U.S. District Court Judge Thomas A. Flannery, acting on a class-action suit brought by farmers across the country, ruled last week that Block's decision to withhold the funds was "arbitrary, capricious and an abuse of his discretion."

Flannery asked the lawyers representing the farmers to prepare an order requiring Block to disburse funds appropriated for fiscal 1982 under the Emergency Agricultural Credit Adjustment Act.

William R. King, an Atlanta lawyer who represents the farmers, said that Block had elected to cut off the loans at a time when farmers are faced with "the worst economic squeeze since the Depression."

As a result of the decision, King said, "a lot of farmers have gone down the tube."

Neil H. Koslowe, a Justice Department attorney, said he is reviewing the judge's ruling.

Under the program, farmers may obtain federally insured loans during times of economic distress if they cannot get loans elsewhere. In January, 1981, Block told Congress the loan program was no longer needed because farmers could obtain loans from uninsured, private sources. In any case, existing federal loan programs could be augmented if necessary, he said.

Later that year, Congress extended the loan program anyway. However, a Senate-House conference committee gave the secretary "broad authority" to determine the scope of the program, which the committee report described as "discretionary in nature," Flannery said.

"The discretion enjoyed by the secretary is not, however, unbounded," Flannery said, and he found unpersuasive the evidence submitted by the department to show that there was no need for the loans.

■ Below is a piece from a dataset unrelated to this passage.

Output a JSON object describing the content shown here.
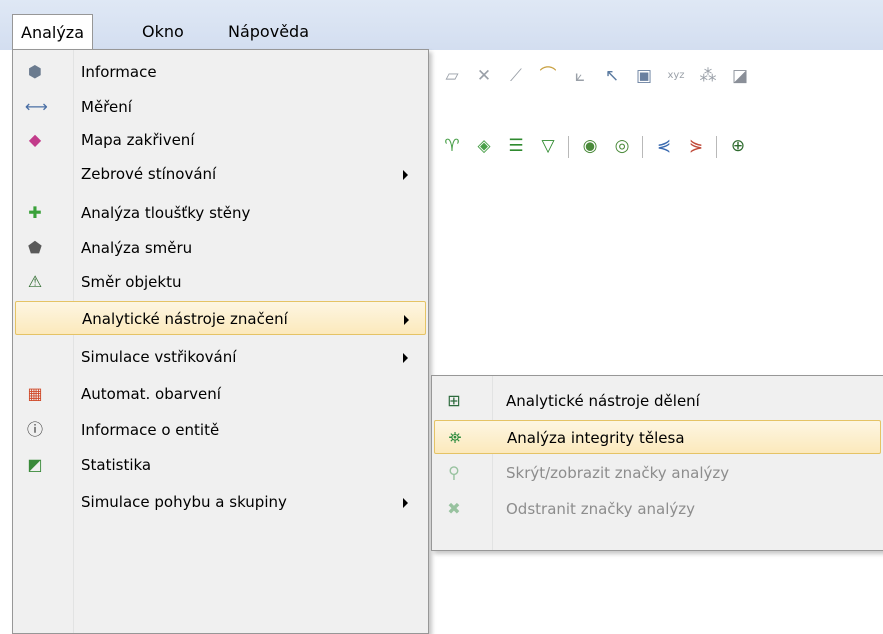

Throughout 1982, Block "received reports of growing numbers of delinquent loans and foreclosures," Flannery said. " . . . There is no evidence in the record to support the secretary's decision."